Cerebral palsy (CP) refers to a group of neurological disorders. Cerebral means having to do with the brain and palsy means weakness or problems with using muscles.

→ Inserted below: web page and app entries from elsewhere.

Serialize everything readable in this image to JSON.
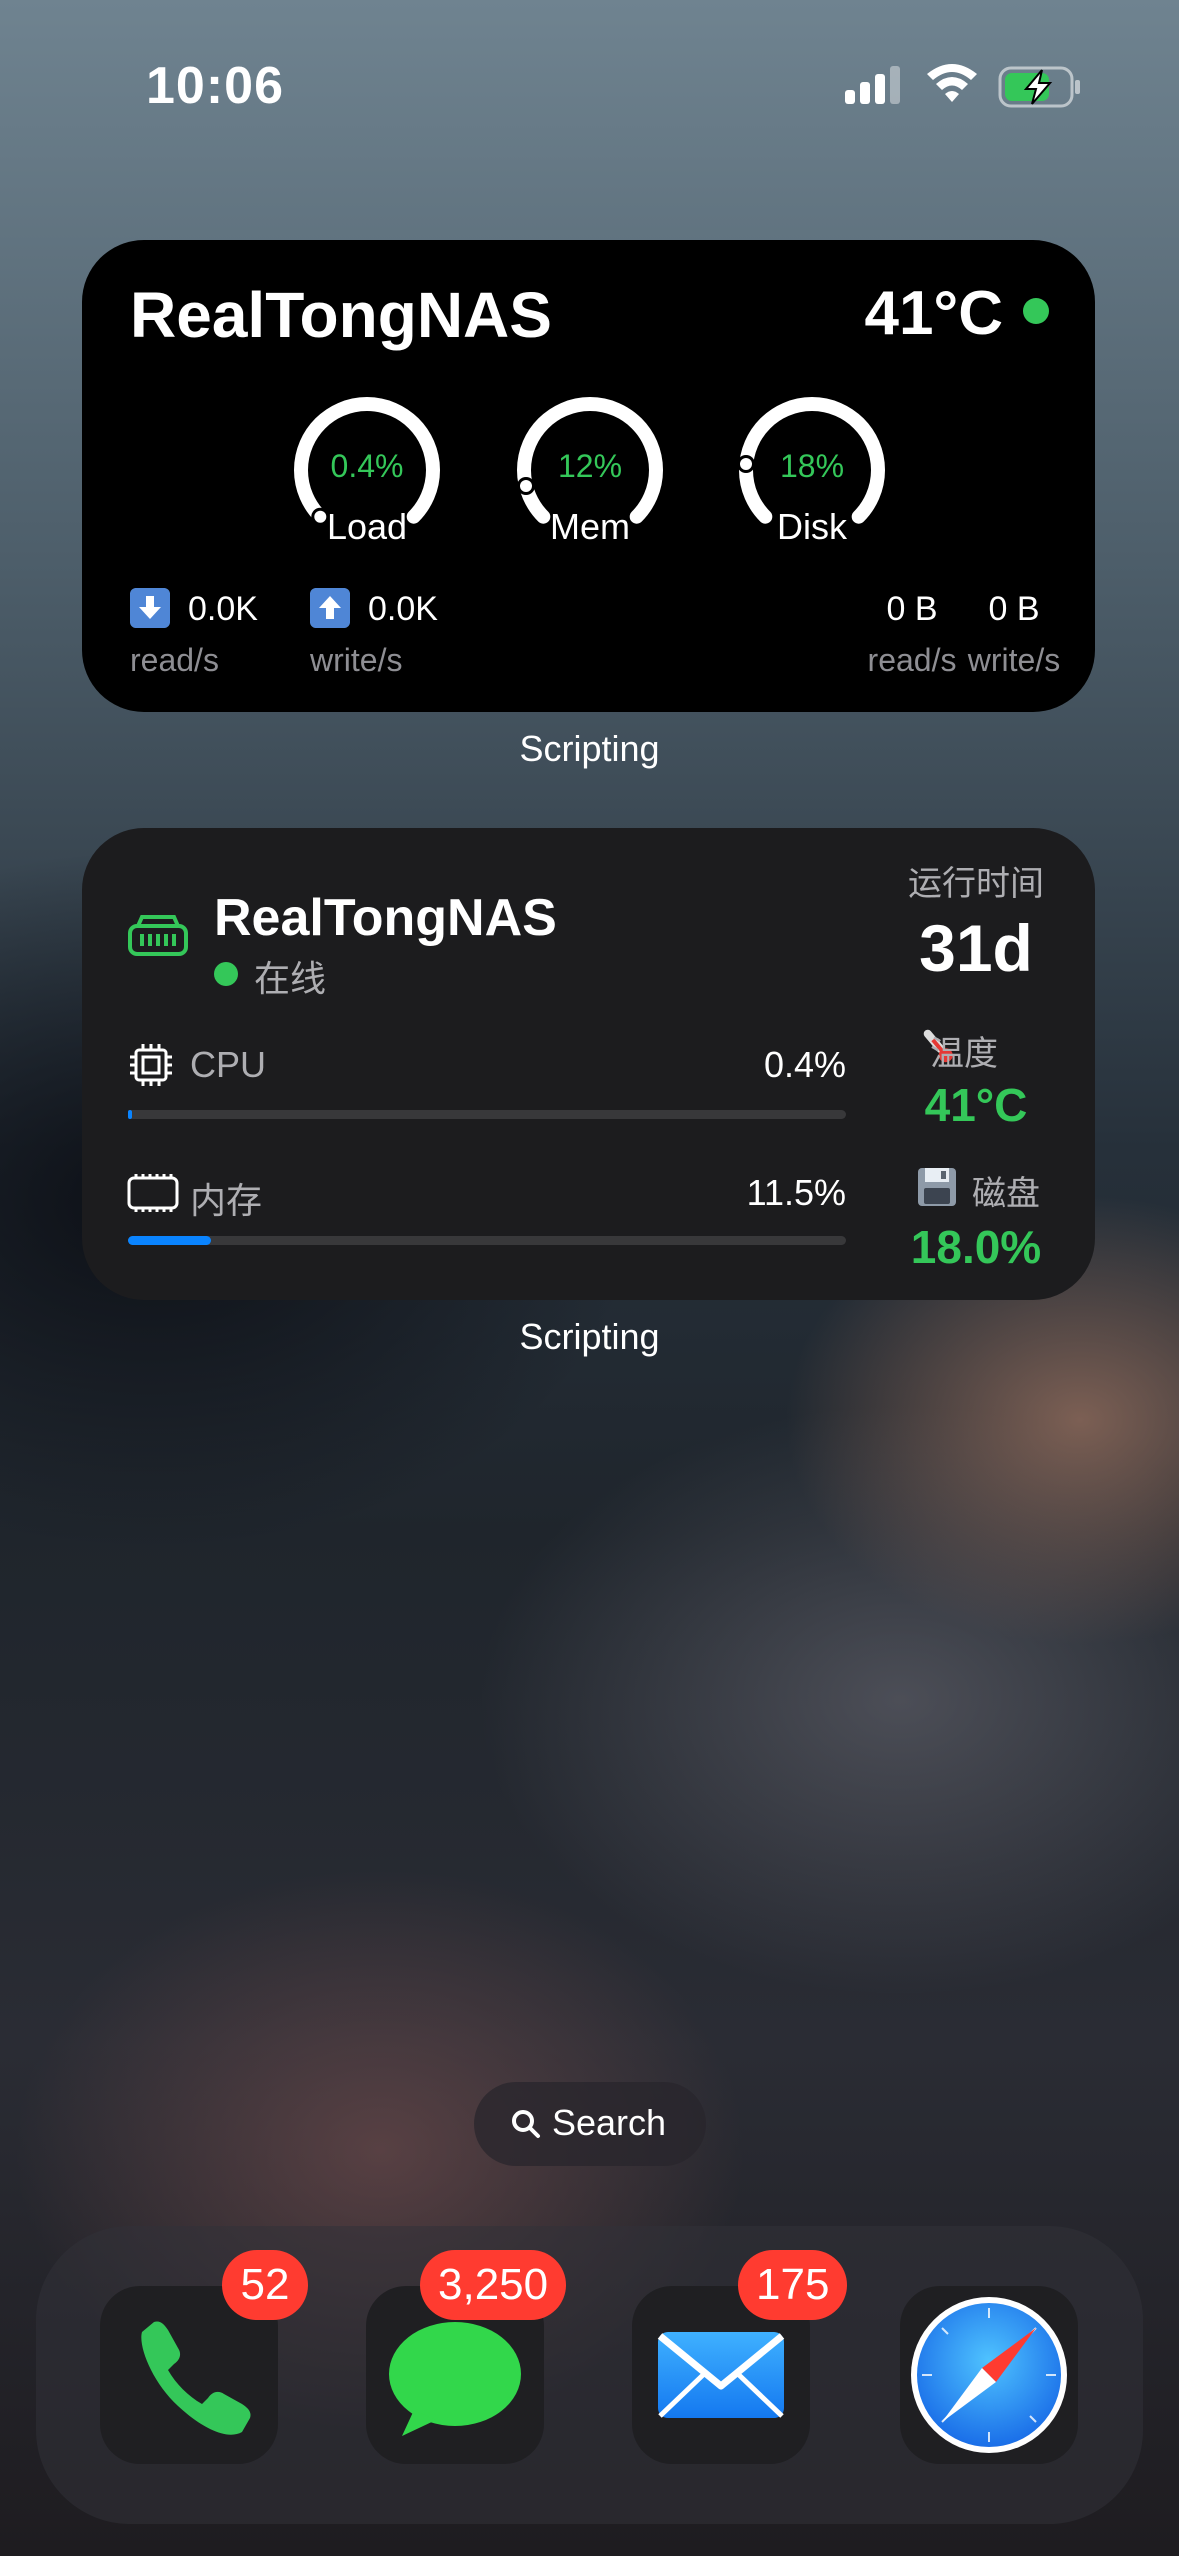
{
  "status_bar": {
    "time": "10:06"
  },
  "nas_widget_compact": {
    "name": "RealTongNAS",
    "temperature": "41°C",
    "gauges": [
      {
        "value": "0.4%",
        "label": "Load",
        "fraction": 0.004
      },
      {
        "value": "12%",
        "label": "Mem",
        "fraction": 0.12
      },
      {
        "value": "18%",
        "label": "Disk",
        "fraction": 0.18
      }
    ],
    "io": [
      {
        "icon": "download-arrow-icon",
        "value": "0.0K",
        "label": "read/s"
      },
      {
        "icon": "upload-arrow-icon",
        "value": "0.0K",
        "label": "write/s"
      },
      {
        "value": "0 B",
        "label": "read/s"
      },
      {
        "value": "0 B",
        "label": "write/s"
      }
    ],
    "caption": "Scripting"
  },
  "nas_widget_detail": {
    "name": "RealTongNAS",
    "status": "在线",
    "cpu": {
      "label": "CPU",
      "value": "0.4%",
      "fraction": 0.004
    },
    "memory": {
      "label": "内存",
      "value": "11.5%",
      "fraction": 0.115
    },
    "uptime_label": "运行时间",
    "uptime": "31d",
    "temp_label": "温度",
    "temp": "41°C",
    "disk_label": "磁盘",
    "disk": "18.0%",
    "caption": "Scripting"
  },
  "search": {
    "label": "Search"
  },
  "dock": [
    {
      "app": "Phone",
      "icon": "phone-icon",
      "badge": "52"
    },
    {
      "app": "Messages",
      "icon": "messages-icon",
      "badge": "3,250"
    },
    {
      "app": "Mail",
      "icon": "mail-icon",
      "badge": "175"
    },
    {
      "app": "Safari",
      "icon": "safari-icon",
      "badge": ""
    }
  ],
  "colors": {
    "green": "#34c759",
    "blue": "#0a84ff",
    "badge_red": "#ff3b30"
  }
}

While symptoms of CP can vary greatly from person to person, the definition indicates that people who have CP will all have problems with movement, balance, and posture.
However, many individuals with CP will also experience some form of cognitive/intellectual impairment, which can include:
•Behavior issues such as anxiety;
•Short attention span and problems staying on task;
•Sensory challenges that can make it difficult to understand what is being heard and/or seen;
•Learning and memory difficulties; and
•Problems with vision and/or hearing.
Web Design Accessibility Tips
With all the technology available today, it is important for developers to consider the web design issues that their web sites and software may have on those who have CP. Following are some accessible web design tips based upon the WCAG 2.0 Guidelines and Section 508 Standards that developers should keep in mind to improve the accessibility for those with CP.
Vision – Seeing the Screen
•Use high color contrast.
•Don’t rely solely on color to provide meaning.
•Ensure that the content can be easily enlarged or magnified.
•Use relative font sizes so text will still flow naturally at larger sizes.
•Don’t put text in images.
•Avoid scrolling or flashing text and images.
•Provide clear and useful navigation.
•Include a “skip to” option to navigate over menus and navigation bars.
•Add alternative text or captions to all images.
Hearing – Hearing Sound
•For any pure audio content (such as a podcast), provide a transcript.
•For any video content, provide subtitles/closed captioning.
•Ensure that all audio content is at an appropriate and consistent volume.
Motor – Keyboard and Mouse
•Wherever possible, make all functionality keyboard accessible.
•Allow enough time for users to accomplish tasks, such as clicking on moving elements.
•Minimize the number of steps that are needed to accomplish tasks.
Cognitive – Reading and Spelling
•Ensure that steps that need to be taken are organized in a clear and logical order.
•Consider creating a simpler interface with fewer options.
Further reading from WeCo’s Accessibility Blog about designing accessibility for people with cognitive disabilities, limited fine motor skills, and mobility disabilities: